----- DATA TO EXAMINE

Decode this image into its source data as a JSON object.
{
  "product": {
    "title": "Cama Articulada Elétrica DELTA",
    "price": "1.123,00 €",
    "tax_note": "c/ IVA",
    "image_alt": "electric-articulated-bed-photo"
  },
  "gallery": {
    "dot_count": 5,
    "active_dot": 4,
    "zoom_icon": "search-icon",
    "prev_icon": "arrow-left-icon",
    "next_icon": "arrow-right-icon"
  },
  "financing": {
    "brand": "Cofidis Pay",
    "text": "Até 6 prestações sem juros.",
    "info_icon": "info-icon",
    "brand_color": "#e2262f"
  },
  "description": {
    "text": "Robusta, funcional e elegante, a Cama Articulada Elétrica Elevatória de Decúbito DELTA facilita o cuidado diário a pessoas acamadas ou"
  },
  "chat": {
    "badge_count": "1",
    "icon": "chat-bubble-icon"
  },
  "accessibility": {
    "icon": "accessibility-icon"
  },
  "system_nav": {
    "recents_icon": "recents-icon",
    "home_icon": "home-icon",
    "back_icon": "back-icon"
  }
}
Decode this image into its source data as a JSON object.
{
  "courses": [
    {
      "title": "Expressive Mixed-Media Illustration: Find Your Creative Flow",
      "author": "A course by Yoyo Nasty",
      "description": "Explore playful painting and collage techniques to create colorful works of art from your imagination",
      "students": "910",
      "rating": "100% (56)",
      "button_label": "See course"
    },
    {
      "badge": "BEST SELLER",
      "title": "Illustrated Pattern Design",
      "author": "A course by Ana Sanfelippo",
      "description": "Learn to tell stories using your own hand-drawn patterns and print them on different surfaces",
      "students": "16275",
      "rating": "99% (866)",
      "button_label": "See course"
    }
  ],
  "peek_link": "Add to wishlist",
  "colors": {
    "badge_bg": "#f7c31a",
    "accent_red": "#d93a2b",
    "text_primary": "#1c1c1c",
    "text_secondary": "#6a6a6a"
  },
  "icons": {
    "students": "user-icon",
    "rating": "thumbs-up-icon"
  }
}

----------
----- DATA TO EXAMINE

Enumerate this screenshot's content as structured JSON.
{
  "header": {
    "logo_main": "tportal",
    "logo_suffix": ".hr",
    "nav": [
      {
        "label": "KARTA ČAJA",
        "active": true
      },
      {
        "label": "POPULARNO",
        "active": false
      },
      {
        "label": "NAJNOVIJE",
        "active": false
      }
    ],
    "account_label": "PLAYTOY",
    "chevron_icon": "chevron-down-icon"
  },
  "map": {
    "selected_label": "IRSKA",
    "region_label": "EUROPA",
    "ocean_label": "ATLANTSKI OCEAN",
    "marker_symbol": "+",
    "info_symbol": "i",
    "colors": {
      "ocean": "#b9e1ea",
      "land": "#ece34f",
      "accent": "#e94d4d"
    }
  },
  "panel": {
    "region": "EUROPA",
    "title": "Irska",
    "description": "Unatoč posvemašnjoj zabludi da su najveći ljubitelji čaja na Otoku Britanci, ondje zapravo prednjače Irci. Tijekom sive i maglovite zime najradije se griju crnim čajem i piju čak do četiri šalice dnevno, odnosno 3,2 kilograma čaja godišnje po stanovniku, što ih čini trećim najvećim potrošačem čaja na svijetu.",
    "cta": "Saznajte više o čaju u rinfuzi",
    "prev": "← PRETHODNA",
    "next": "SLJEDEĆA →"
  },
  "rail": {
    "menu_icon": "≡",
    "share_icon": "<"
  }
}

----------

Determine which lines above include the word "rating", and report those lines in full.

EXERCISE RESPONSE>
      "rating": "100% (56)",
      "rating": "99% (866)",
    "rating": "thumbs-up-icon"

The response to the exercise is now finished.